Collection entries:
============================================================
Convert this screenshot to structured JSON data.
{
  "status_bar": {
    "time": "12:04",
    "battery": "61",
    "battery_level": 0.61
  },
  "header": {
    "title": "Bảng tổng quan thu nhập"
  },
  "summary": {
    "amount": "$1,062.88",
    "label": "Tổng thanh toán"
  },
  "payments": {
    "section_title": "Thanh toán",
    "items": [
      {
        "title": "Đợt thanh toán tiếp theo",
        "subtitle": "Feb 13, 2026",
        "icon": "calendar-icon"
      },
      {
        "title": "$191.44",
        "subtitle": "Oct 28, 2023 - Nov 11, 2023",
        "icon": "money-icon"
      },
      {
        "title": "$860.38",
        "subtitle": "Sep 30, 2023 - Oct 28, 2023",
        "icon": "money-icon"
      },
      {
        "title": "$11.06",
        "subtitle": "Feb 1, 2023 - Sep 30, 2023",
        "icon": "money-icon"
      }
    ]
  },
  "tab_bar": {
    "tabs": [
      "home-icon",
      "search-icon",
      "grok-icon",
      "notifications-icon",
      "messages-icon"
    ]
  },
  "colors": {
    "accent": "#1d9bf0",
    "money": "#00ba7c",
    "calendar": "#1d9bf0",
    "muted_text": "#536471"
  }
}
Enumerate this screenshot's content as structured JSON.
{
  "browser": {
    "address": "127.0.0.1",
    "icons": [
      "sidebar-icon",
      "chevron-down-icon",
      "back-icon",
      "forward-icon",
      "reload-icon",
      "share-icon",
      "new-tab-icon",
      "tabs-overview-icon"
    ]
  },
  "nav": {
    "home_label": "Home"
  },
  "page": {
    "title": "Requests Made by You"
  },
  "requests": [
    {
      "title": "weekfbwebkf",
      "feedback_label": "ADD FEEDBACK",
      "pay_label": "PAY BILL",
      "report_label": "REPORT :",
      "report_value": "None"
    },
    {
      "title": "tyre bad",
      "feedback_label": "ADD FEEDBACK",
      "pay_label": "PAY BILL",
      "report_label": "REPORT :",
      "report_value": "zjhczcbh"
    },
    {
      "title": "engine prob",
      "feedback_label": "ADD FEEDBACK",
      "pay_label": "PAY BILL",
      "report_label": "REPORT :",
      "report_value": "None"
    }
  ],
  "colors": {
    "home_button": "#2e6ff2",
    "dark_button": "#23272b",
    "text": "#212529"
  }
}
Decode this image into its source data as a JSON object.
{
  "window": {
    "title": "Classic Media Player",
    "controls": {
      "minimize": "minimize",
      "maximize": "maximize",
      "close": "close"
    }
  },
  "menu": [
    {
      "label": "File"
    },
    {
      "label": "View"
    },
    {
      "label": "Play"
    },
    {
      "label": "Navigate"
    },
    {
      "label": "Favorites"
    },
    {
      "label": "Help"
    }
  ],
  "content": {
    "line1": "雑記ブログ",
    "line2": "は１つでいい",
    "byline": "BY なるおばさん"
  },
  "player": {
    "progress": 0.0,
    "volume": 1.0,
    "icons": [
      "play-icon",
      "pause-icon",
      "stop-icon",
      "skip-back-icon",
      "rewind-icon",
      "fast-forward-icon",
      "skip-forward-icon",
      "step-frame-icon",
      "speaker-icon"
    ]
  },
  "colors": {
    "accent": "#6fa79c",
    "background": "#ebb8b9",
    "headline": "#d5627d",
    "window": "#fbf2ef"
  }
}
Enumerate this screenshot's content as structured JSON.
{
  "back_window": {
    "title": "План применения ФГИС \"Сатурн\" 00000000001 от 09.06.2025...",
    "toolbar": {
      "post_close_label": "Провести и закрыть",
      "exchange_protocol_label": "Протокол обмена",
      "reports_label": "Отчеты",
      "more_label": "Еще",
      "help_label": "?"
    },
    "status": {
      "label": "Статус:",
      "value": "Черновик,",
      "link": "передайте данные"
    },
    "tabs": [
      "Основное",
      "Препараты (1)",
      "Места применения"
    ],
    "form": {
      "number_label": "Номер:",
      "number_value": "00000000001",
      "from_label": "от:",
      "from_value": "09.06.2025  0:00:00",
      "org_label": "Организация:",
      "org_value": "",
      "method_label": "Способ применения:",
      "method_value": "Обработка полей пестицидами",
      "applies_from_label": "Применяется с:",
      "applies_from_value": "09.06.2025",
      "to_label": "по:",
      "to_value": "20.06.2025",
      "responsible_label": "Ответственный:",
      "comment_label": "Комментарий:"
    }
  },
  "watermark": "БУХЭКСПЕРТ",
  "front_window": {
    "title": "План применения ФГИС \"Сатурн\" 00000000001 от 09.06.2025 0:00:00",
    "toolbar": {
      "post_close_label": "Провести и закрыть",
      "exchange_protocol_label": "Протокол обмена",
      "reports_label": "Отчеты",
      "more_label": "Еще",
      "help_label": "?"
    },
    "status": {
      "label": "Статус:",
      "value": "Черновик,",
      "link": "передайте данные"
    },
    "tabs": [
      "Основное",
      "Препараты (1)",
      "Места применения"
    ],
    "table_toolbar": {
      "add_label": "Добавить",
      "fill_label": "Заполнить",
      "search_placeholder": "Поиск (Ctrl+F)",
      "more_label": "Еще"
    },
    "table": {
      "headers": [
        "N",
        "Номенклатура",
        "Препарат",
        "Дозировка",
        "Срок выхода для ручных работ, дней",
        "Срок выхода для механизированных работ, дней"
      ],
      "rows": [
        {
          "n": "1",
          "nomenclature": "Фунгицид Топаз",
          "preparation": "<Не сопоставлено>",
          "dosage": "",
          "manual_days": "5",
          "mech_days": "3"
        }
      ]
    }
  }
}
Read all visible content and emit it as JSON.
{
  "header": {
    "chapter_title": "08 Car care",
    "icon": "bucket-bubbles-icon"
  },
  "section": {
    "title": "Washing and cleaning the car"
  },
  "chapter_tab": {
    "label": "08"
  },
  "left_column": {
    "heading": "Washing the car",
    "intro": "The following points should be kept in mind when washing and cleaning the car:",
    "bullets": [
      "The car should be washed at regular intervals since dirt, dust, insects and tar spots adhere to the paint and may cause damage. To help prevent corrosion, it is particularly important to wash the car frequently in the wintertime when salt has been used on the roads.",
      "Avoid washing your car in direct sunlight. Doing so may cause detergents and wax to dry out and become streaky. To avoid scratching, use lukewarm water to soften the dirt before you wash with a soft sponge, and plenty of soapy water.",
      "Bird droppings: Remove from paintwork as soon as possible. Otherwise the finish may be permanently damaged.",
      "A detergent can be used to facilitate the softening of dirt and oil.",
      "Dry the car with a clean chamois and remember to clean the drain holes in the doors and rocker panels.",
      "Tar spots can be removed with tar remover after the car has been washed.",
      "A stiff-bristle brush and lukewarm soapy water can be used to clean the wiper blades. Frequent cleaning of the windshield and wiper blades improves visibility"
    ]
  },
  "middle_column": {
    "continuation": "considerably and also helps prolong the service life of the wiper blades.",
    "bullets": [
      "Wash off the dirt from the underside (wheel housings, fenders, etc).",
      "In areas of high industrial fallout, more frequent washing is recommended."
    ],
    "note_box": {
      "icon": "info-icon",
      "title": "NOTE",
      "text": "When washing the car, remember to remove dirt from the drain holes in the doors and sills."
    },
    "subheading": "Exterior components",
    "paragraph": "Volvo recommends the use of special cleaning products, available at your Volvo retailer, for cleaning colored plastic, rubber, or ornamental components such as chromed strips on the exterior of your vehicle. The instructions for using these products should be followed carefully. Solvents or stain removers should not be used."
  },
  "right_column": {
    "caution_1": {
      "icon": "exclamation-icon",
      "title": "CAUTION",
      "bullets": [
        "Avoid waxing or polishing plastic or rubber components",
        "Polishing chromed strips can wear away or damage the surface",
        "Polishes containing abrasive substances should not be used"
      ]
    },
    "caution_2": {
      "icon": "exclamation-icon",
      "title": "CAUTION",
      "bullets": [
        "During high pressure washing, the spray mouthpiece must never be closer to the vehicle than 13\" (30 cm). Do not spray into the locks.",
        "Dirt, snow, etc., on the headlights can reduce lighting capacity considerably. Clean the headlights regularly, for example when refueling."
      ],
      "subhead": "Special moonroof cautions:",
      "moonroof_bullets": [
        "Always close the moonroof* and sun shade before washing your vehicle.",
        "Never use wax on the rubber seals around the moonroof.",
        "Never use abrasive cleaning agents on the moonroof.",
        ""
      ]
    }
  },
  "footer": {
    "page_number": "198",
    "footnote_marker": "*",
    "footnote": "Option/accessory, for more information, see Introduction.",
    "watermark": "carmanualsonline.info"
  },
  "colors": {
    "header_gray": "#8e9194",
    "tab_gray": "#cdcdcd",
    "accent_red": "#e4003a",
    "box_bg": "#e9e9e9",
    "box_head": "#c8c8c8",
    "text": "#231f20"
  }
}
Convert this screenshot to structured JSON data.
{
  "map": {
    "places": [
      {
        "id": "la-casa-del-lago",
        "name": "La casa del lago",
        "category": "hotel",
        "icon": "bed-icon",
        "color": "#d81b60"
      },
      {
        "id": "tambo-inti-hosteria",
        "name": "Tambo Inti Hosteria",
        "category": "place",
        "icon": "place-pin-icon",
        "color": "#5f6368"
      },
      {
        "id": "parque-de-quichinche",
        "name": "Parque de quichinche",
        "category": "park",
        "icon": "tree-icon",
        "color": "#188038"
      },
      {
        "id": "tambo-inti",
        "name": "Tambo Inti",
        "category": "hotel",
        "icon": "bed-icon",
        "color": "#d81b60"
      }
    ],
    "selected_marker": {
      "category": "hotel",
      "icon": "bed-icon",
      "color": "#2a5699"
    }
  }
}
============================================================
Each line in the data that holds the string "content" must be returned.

Enumerate this screenshot's content as structured JSON.
  "content": {
Enumerate this screenshot's content as structured JSON.
Read all visible content and emit it as JSON.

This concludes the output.